• The White Stripes' concert documentary Under Great White Northern Lights, directed by Emmett Malloy and corresponding with an official live album, will have its stateside premiere at the South by Southwest Film Conference – fitting, considering the Detroit duo ravaged Room 710 at SXSW 2001. No word yet on whether or not Jack & Meg will make an appearance, but this would be a good time to cash that IOU from ACL 2007.
• On May 30, Augie Meyers ("High Texas Rider," Oct. 30, 2009) turns 70, which would be a celebratory occasion under different circumstances. The Vox maestro, whose latest with the Texas Tornados, Esta Bueno, drops in March, is in need of a kidney transplant and on regular dialysis, but after his birthday, he will no longer be eligible for the kidney donor list unless someone donates one specifically for him. Any interested parties should contact Diane Tarpey at San Antonio's Methodist Specialty and Transplant Hospital, 210/575-4483.

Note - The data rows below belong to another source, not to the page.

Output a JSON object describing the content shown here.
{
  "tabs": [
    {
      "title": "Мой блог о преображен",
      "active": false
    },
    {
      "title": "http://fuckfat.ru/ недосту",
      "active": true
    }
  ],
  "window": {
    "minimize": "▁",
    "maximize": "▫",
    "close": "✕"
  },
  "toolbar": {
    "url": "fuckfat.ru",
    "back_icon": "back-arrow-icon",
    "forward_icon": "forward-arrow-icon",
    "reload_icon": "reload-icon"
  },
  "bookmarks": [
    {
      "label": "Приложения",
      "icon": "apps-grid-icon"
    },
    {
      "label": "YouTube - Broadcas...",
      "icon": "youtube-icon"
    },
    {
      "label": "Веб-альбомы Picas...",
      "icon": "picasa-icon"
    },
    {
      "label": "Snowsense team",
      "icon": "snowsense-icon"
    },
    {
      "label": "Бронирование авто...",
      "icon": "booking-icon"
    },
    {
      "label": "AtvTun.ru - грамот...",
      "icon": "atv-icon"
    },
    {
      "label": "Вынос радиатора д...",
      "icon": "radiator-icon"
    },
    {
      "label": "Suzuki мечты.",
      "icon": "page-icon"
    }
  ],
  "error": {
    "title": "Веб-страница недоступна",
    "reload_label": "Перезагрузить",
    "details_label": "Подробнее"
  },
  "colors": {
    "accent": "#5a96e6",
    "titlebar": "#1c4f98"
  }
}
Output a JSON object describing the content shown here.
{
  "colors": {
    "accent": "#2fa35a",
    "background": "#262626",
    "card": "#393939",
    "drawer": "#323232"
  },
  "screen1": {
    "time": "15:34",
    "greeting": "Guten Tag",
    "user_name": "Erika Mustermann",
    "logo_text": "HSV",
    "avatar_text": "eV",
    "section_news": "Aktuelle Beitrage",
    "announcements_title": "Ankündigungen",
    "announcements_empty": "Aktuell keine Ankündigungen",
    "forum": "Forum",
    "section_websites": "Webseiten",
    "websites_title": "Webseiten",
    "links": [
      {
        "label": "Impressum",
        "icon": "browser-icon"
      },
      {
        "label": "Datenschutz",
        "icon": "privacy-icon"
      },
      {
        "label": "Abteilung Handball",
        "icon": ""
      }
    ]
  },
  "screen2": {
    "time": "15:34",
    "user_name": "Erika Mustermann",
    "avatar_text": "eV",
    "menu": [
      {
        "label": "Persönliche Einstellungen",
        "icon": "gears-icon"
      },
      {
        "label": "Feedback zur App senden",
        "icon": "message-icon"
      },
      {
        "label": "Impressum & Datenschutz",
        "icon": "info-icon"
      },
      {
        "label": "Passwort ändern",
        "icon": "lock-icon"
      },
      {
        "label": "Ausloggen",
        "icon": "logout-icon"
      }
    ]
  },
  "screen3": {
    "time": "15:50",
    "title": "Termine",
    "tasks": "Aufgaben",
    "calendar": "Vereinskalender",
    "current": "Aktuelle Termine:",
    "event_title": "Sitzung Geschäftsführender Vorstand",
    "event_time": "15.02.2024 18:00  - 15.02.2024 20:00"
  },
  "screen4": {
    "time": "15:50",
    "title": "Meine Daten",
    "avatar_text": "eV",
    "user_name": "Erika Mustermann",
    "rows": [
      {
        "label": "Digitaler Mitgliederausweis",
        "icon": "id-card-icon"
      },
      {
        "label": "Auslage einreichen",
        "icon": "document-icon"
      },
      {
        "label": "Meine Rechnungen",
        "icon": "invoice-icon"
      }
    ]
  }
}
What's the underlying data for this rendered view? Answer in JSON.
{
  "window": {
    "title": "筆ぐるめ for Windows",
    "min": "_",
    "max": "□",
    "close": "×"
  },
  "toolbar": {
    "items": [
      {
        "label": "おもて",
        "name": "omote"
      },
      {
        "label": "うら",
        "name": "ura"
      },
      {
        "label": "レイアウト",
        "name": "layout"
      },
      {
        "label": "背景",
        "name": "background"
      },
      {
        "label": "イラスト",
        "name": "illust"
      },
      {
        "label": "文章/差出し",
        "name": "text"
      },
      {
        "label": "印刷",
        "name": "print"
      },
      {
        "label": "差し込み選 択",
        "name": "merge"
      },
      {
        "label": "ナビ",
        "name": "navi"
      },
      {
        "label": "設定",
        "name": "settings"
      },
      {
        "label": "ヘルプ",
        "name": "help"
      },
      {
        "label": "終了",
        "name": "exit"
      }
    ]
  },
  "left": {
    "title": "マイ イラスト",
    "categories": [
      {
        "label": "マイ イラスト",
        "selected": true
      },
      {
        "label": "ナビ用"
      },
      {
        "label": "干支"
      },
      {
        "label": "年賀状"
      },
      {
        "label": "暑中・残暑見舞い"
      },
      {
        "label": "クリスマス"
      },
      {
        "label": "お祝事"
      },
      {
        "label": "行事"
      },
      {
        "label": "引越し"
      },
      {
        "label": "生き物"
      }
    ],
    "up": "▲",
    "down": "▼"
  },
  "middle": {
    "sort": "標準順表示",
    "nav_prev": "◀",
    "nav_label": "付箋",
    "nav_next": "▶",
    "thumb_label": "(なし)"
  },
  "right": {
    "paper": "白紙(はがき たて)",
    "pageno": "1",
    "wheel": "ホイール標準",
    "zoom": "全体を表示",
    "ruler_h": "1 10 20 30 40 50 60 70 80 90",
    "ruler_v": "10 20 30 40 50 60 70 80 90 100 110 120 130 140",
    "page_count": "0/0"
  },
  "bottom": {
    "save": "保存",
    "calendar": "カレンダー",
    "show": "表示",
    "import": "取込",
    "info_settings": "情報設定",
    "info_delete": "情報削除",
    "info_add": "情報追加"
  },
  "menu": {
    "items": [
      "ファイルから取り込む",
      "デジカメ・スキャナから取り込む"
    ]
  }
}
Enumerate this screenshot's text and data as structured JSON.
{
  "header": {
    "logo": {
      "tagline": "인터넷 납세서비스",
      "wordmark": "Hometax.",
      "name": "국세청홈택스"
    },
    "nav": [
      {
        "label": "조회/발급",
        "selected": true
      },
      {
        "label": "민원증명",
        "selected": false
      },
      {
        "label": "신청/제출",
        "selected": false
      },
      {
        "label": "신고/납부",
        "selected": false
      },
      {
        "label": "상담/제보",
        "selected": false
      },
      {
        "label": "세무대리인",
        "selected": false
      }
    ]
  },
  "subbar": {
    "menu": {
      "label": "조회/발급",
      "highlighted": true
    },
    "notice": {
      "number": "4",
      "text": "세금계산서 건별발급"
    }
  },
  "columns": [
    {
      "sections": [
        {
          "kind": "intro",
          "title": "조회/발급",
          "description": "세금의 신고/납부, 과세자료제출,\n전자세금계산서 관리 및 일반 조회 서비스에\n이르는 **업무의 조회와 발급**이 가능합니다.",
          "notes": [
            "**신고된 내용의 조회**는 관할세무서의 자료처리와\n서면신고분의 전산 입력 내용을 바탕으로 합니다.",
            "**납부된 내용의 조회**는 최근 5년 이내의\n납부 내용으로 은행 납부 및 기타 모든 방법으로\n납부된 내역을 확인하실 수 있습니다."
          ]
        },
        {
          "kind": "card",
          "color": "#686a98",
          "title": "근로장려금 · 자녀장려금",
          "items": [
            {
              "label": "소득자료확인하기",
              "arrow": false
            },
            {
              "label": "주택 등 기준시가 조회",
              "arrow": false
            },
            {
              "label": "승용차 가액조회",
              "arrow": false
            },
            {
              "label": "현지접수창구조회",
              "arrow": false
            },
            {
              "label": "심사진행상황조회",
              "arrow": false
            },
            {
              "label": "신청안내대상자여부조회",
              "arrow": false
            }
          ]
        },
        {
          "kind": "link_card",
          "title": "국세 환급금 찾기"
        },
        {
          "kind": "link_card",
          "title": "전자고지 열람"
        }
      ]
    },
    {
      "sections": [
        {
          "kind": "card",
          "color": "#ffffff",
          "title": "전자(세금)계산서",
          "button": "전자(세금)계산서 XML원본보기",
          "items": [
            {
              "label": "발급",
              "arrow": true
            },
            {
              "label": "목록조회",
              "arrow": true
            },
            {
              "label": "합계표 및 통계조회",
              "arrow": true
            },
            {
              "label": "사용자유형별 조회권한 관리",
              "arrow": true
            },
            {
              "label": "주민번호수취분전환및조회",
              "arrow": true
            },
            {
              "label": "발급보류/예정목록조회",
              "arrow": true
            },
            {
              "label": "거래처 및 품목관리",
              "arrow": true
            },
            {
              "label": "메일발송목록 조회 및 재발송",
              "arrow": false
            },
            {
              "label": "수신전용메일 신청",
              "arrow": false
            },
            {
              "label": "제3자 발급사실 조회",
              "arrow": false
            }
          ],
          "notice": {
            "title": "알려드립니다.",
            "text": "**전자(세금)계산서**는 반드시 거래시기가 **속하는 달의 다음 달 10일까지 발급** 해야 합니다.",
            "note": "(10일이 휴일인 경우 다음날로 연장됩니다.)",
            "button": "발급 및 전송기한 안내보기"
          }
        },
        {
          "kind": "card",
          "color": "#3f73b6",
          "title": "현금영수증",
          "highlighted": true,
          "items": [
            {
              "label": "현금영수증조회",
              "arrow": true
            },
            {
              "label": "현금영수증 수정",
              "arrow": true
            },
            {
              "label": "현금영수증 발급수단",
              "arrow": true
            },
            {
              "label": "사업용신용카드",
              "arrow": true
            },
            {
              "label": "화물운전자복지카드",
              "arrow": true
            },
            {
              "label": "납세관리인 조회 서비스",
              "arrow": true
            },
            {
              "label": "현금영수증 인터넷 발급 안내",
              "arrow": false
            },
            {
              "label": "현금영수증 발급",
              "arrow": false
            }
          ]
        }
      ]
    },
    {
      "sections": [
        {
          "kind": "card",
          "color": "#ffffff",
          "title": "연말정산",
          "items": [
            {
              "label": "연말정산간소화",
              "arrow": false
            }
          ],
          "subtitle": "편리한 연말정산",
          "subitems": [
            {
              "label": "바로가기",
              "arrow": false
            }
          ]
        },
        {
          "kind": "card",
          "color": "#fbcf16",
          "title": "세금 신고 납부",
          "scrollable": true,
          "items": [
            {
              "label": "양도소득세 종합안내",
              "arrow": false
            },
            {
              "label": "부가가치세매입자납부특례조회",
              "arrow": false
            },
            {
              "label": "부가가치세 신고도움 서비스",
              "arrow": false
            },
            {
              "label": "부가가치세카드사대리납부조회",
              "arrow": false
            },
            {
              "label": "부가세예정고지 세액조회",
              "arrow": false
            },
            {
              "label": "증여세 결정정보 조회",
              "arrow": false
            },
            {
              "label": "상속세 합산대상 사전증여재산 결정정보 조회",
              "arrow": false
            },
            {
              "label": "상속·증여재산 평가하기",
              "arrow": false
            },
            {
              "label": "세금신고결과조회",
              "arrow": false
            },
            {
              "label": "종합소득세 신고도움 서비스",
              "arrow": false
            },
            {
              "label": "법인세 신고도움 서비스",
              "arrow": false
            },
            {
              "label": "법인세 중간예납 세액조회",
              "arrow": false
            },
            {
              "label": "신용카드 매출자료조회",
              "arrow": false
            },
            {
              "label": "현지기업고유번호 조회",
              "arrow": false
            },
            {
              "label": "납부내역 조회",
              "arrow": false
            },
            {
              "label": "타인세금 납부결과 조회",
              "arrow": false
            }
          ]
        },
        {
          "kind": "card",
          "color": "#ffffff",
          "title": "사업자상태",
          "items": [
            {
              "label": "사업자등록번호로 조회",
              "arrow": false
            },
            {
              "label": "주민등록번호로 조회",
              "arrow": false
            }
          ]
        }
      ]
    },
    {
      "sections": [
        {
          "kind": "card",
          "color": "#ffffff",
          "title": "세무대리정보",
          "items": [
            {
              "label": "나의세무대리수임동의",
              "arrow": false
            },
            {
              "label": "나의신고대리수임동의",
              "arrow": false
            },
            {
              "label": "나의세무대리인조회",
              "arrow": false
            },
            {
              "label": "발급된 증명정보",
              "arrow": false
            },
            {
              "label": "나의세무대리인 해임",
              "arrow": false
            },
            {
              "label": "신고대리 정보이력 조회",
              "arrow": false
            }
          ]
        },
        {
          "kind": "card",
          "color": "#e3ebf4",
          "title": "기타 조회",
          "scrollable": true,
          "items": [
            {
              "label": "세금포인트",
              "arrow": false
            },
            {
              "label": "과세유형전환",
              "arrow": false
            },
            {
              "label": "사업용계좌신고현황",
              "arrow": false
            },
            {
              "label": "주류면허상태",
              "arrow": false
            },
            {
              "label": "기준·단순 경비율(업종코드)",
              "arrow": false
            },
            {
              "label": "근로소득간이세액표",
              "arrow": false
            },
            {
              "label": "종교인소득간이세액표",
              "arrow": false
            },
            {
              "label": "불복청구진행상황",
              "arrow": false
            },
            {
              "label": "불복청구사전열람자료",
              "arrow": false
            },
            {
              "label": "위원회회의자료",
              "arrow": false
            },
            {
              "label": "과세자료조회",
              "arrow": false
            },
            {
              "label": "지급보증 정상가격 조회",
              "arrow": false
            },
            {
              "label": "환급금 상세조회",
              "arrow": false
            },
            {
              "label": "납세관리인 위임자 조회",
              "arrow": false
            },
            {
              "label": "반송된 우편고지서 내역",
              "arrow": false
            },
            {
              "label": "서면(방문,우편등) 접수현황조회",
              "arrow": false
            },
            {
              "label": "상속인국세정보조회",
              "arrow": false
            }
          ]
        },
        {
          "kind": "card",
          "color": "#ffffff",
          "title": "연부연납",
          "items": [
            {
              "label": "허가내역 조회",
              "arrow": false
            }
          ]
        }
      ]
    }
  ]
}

• Austin's premier heavy metal parking lot, Snake Eyes Vinyl (1101 Navasota), is closing. The specialty shop, which moved to its current location in August 2008, is currently hosting a liquidation sale, and a final in-store send-off is scheduled for Feb. 6. "Four years is a good run," relays owner Rebecca Hubinsky, who decided not to renew her lease and instead go back to school to study business and accounting. "I just decided to not take a risk."
• Don't forget: Ballots for the Chronicle Music Poll must be submitted or postmarked by the end of Friday, Jan. 29. Speak now or forever hold your peace.